Unlike the Catholic sex abuse scandal uncovered by The Boston Globe in the archdiocese of Boston in 2002 where, instead of reporting the incidents to police, the dioceses directed the offenders to seek psychiatric treatment, in Ireland children, parents, and others reported suspicions of abuse to police but investigations did not follow. Many cases were simply referred back to church authorities instead.
Garda Commissioner Fachtna Murphy said that the report exposed "misguided or undue deference" shown by the police to religious institutions and said, "That has no place in criminal investigations, it certainly has no place in 2009 under my watch."

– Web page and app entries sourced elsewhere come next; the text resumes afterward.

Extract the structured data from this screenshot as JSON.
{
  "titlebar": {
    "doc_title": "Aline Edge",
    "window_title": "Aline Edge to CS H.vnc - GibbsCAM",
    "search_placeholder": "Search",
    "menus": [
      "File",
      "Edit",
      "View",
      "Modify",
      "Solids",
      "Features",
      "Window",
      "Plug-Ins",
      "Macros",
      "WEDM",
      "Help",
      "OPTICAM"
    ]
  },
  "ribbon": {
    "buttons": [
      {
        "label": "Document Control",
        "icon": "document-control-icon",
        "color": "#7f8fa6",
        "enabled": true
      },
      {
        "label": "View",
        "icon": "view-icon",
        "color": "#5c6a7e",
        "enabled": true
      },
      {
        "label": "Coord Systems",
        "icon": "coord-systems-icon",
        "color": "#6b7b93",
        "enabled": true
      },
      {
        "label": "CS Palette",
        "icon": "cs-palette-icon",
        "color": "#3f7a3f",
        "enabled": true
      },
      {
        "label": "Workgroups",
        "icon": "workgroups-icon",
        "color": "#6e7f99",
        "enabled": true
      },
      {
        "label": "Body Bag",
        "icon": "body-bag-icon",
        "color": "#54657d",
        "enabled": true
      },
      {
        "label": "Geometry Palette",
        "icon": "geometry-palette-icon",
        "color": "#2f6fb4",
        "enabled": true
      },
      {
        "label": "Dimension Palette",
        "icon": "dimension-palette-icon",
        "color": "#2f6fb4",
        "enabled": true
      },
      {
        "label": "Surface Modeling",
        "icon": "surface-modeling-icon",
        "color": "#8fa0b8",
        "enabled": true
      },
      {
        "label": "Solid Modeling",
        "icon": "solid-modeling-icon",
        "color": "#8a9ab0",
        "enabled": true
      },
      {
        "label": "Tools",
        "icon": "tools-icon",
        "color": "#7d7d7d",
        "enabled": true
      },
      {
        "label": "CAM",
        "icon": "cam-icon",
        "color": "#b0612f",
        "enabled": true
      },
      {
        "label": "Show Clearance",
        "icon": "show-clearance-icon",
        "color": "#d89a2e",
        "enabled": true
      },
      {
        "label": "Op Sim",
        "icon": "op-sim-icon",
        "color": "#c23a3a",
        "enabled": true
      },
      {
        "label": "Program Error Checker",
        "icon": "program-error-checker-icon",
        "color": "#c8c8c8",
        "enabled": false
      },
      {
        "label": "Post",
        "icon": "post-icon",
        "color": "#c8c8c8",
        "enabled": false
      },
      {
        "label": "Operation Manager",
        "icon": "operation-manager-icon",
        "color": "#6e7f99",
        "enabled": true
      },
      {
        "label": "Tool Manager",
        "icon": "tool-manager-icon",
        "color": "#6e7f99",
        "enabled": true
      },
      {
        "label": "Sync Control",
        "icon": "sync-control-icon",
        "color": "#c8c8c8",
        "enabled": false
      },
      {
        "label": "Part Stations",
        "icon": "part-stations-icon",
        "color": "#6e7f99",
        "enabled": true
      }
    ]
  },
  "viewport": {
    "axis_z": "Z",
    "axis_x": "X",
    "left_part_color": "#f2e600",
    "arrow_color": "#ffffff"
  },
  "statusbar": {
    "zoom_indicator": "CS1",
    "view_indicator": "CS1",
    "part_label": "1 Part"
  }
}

"This is not about failings or learning curves. This about the reckless endangerment of children in a calculated, purposeful strategy to protect the institutional Church," said the abuse charity One in Four in a press release.
The Murphy Report, which was redacted by Ireland's Supreme Court as several criminal cases are ongoing, concluded that there was little regard or concern for children who came into contact with clerical abusers, that known clerical abusers were moved to different areas and the recipient dioceses were not informed of their record, and that there was a failure to report allegations to the statutory services.
Garda Commissioner Murphy has apologized for the force's failure to protect victims of clerical child sexual abuse.
Prosecutions to follow
None of the officers named in the report are still working on the force. Minister for Justice Dermot Ahern has warned that criminal investigations will follow the report, saying, "a collar will protect no criminal."
Mr. Ahern said that no one could expect to be above the law. "This is a Republic – the people are sovereign – and no institution, no agency, no church can be immune from that fact," he said at a press conference.
The state's past deference to the church has been condemned from legal quarters. Sean Corrigan, a barrister in Dublin, said the Dublin experience is in stark contrast to how the US authorities handled similar cases.
"There was too much support for the church within the Garda – these people have been a power unto themselves," he says. "There's more openness in America with regard to everything. We've never even had anyone convicted of white-collar crime in this country."
Irish legal provisions say the wheels of justice are turning, but that the process has been slow. "There are ongoing investigations but the process does seem to have caused a delay in initiating them," says Catherine O'Sullivan, who teaches criminal law at University College Cork. "It's not a case of a coverup, it's more that the investigations have happened in a roundabout way."